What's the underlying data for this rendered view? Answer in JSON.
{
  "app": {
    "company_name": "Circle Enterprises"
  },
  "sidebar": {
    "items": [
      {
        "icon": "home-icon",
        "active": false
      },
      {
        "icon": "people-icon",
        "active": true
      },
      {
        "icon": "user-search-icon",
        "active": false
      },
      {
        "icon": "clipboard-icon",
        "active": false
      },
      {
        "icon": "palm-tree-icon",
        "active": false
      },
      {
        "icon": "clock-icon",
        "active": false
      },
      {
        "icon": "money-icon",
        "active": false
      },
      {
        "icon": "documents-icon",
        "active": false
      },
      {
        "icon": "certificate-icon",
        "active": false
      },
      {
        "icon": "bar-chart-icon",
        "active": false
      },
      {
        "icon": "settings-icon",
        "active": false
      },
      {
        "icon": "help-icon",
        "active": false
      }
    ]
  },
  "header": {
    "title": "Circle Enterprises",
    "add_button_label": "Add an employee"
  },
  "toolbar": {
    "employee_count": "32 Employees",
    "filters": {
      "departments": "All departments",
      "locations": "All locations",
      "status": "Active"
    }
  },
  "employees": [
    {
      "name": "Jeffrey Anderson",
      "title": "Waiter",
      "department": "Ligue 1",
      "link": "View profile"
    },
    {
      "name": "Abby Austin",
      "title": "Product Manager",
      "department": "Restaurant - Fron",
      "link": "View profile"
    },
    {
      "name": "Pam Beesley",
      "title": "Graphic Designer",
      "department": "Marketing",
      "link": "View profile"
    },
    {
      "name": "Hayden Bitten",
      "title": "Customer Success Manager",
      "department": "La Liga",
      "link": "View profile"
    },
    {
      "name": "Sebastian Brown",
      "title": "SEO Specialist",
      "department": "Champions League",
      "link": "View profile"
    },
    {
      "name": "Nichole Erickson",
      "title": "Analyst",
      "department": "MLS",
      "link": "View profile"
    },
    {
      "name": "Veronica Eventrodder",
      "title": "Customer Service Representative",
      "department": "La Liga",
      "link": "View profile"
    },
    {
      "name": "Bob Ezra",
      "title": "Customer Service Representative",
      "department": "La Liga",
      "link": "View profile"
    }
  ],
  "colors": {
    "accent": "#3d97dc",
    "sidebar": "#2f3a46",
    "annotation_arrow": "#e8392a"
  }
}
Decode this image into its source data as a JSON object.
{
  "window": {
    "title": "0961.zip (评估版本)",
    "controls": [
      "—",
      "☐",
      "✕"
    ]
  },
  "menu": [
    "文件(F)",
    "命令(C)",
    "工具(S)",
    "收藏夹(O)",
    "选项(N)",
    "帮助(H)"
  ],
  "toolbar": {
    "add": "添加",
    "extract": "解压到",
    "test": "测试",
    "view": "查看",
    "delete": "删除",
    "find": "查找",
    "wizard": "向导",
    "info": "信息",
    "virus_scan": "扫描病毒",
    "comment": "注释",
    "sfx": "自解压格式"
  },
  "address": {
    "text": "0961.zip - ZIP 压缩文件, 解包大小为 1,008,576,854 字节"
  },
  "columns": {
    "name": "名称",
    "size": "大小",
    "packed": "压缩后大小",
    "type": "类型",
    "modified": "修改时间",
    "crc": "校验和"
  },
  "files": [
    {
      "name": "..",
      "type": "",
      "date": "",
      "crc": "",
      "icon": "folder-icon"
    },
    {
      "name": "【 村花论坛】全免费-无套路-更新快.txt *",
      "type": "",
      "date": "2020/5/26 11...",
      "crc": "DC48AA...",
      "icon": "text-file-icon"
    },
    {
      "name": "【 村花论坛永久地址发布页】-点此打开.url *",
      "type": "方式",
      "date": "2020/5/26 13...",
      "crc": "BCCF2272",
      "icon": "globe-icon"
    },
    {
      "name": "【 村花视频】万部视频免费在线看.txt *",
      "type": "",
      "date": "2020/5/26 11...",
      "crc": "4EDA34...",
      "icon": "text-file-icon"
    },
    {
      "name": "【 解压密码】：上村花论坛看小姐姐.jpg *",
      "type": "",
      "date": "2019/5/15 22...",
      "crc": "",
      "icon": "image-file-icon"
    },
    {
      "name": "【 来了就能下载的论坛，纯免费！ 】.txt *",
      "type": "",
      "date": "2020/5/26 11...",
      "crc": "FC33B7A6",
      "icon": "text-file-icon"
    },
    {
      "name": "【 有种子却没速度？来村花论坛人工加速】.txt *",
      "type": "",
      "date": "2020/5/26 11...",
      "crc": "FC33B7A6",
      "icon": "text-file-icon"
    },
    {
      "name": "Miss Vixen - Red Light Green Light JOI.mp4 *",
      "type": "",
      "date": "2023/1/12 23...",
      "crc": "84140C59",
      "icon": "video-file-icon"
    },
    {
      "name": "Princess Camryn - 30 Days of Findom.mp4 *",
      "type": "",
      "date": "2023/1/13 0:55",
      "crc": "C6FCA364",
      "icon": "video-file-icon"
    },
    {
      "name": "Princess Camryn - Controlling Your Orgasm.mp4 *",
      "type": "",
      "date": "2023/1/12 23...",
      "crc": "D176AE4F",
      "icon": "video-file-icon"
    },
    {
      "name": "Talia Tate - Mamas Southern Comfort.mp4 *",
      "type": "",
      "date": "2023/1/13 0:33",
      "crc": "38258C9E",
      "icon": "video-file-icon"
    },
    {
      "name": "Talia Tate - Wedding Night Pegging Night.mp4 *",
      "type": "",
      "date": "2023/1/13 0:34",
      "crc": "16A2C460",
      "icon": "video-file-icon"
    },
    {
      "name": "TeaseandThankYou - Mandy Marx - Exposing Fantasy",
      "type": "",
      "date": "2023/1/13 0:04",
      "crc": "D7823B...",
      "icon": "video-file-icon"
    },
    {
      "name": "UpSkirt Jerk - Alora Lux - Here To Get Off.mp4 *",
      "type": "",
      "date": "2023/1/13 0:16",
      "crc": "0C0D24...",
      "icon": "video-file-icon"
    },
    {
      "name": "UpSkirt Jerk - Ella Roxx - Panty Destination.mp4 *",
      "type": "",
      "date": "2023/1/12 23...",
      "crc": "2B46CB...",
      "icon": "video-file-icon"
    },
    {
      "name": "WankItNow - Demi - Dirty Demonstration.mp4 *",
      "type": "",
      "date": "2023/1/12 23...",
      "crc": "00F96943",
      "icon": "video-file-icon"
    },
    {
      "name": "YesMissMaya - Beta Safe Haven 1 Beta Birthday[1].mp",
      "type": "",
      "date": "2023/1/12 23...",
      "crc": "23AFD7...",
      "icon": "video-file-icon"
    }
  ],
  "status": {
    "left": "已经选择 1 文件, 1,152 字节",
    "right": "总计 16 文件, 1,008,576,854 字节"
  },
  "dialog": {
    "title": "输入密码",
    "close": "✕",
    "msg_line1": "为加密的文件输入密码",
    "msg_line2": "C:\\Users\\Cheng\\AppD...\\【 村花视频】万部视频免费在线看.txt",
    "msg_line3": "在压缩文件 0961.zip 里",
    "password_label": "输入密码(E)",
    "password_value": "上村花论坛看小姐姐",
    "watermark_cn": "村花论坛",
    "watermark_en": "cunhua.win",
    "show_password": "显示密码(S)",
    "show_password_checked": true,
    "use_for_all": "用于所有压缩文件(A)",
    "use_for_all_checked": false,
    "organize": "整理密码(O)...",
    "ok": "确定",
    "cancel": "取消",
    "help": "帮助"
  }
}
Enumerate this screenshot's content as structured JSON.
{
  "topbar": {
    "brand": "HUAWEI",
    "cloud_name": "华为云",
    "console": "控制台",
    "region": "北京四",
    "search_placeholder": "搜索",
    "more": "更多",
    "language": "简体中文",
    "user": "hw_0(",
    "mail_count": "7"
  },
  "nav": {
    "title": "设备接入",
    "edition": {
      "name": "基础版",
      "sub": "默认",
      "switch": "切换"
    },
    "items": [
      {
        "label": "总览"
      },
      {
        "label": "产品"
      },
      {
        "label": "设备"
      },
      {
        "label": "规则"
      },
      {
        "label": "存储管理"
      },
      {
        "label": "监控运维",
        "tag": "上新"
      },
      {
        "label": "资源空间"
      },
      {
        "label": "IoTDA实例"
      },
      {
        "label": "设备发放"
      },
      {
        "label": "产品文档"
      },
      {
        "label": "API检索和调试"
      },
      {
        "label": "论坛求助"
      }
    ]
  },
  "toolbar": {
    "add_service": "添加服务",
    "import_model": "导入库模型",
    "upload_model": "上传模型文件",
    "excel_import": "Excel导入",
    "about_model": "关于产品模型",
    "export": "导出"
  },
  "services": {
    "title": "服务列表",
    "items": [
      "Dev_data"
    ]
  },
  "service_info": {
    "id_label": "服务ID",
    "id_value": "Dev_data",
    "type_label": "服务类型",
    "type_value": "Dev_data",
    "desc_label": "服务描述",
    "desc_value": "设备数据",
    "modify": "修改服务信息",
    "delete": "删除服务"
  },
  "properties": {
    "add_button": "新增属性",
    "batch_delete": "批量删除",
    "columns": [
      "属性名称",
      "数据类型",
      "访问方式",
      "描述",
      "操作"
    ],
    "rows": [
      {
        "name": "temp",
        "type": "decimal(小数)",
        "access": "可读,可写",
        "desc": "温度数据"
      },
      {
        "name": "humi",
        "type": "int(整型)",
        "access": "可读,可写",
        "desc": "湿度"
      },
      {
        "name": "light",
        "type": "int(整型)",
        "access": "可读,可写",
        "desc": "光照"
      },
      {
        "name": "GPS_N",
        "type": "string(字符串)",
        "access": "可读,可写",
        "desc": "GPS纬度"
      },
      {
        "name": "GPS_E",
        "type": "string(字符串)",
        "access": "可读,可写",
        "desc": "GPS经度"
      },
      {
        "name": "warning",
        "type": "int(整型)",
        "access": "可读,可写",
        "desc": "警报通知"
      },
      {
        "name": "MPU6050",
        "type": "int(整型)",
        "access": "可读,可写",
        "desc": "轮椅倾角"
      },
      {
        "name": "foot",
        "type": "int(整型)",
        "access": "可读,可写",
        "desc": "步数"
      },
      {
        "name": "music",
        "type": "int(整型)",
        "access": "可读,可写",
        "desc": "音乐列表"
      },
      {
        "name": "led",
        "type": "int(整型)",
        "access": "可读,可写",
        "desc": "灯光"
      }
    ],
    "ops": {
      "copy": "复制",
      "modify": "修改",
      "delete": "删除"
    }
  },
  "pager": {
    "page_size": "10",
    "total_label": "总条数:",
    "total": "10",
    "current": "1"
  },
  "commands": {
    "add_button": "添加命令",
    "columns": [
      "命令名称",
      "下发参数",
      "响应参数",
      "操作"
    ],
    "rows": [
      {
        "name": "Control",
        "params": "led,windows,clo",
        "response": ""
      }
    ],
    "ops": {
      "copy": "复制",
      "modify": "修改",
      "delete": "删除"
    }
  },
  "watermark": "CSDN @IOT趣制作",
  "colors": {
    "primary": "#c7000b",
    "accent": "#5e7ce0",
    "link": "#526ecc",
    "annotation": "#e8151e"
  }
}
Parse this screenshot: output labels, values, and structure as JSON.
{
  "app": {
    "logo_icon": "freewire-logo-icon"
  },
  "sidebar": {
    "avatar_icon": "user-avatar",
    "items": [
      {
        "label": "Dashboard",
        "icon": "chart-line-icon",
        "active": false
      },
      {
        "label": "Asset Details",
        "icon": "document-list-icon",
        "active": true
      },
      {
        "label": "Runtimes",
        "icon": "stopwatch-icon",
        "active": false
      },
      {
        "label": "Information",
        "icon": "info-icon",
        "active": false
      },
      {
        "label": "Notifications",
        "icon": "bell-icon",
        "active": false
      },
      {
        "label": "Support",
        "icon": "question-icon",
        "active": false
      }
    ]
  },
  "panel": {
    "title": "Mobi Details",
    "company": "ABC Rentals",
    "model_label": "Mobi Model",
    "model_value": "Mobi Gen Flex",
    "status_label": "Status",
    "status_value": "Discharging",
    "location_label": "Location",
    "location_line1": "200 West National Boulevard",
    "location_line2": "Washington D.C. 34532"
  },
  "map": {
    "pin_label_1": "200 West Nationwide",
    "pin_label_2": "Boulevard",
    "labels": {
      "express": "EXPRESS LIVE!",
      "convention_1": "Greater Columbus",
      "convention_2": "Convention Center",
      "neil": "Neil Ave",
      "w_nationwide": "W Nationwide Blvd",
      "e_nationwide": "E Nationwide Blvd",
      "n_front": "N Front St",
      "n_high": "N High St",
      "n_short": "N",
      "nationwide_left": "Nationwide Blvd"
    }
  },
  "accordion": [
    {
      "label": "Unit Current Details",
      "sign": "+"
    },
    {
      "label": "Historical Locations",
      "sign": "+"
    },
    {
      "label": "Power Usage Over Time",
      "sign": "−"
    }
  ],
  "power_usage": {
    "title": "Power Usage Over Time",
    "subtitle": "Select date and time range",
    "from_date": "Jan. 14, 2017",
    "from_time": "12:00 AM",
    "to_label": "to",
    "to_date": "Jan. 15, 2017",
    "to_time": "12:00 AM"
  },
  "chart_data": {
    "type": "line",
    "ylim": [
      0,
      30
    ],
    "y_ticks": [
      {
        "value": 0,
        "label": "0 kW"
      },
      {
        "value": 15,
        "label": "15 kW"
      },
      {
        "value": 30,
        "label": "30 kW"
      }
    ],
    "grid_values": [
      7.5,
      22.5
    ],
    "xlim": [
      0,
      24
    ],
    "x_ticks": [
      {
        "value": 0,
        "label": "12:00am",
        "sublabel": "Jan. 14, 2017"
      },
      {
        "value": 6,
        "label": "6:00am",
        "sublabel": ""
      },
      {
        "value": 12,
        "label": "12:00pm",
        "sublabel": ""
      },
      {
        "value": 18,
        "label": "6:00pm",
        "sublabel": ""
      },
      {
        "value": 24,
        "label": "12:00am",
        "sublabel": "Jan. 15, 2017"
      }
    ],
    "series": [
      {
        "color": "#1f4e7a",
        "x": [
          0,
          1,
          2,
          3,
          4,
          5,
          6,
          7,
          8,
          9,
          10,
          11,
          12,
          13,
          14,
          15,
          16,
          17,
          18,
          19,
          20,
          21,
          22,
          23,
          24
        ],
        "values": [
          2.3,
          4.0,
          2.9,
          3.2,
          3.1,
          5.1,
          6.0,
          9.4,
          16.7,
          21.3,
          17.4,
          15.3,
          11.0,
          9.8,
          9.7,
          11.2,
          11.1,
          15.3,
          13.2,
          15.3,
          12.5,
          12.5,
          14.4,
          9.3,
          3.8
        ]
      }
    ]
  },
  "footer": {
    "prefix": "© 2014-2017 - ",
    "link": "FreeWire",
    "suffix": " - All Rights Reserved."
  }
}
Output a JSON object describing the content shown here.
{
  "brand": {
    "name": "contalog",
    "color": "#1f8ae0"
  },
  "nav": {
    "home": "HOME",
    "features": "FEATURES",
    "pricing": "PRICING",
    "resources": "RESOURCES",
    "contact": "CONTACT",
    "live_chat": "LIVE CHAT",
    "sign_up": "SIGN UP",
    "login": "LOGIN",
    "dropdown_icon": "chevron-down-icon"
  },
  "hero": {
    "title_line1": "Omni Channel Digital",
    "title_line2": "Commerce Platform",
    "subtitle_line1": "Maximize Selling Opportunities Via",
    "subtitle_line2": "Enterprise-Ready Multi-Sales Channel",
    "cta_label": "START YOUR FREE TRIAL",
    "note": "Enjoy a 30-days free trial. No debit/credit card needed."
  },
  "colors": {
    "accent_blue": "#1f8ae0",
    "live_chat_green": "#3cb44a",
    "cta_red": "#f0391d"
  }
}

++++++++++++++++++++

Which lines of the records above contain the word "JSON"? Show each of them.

> [Solved problem]:
What's the underlying data for this rendered view? Answer in JSON.
Decode this image into its source data as a JSON object.
Enumerate this screenshot's content as structured JSON.
Parse this screenshot: output labels, values, and structure as JSON.
Output a JSON object describing the content shown here.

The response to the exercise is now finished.